While we all love the 240fps spec of the new EVA1, and rent when we need the 1,000 fps 4K of the Phantom Flex, scientists in Sweden are pushing the outer boundaries of image capture with a system designed for grabbing up to five trillion frames per second. Put another way, that's five thousand billion frames per second. 

Called Frequency Recognition Algorithm for Multiple Exposures (FRAME), this system is a bit more complicated than a normal slow motion camera.  It takes advantage of femtosecond lasers, or lasers that are capable of firing very, very short bursts, measured in femtoseconds, which are one quintillionth of a second. Each time the laser fires, it does so with a unique signature baked into it that can be read by the system. Thus, while the capturing camera isn't capable of achieving 5 trillion fps, information down to that level can be extracted by analyzing the capture image and looking at the signature that is applied to each laser exposure. An algorithm processes the image data captured and extrapolates to create the final video result. This enables scientists to study phenonmena at a 5 THz scale, which is so slow that even light appears to be basically static.
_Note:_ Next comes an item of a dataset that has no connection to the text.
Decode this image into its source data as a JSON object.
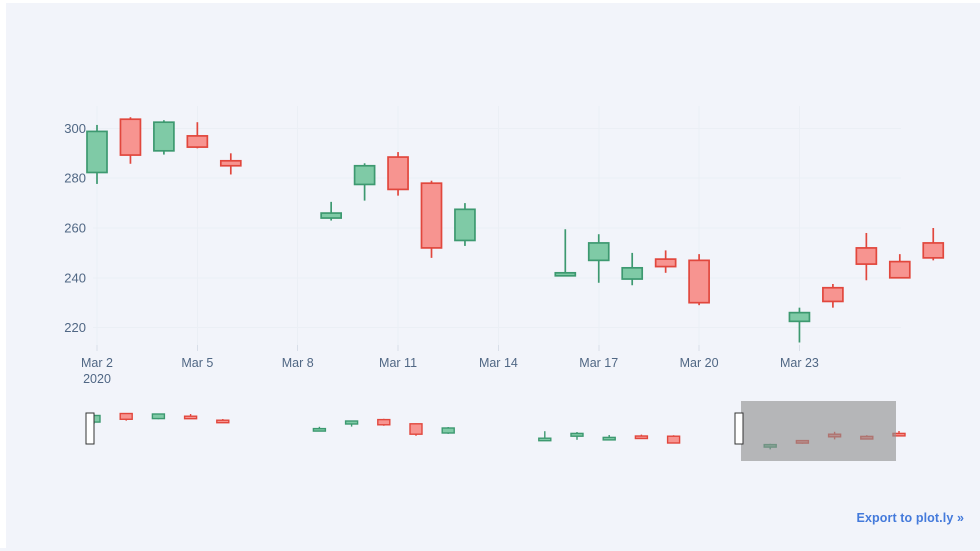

Thus, it's not really a "camera" so much as a system that works together to create the extreme results.

For more information, you can check out the manuscript from Nature, or this video further breaks down how it works:

Cinema applications for this are probably limited, since no matter how fast Tom Cruise can run, no actor can run fast enough to be anything but standing still at 5 trillion frames per second. However, some version of the application will likely show up in a music video, commercial, or VFX setting soon, and if nothing else, the next time a producer blanches at the price of renting a Phantom Flex you can always say, "be glad the Flex has us covered at 1,000fps and we don't have to rent femtosecond FRAME system out of Sweden. You don't even want to know how much those cost."

Tech Specs:

  • 5 trillion fps
  •  1002×1004 sensor
  •  Ti:Sapphire laser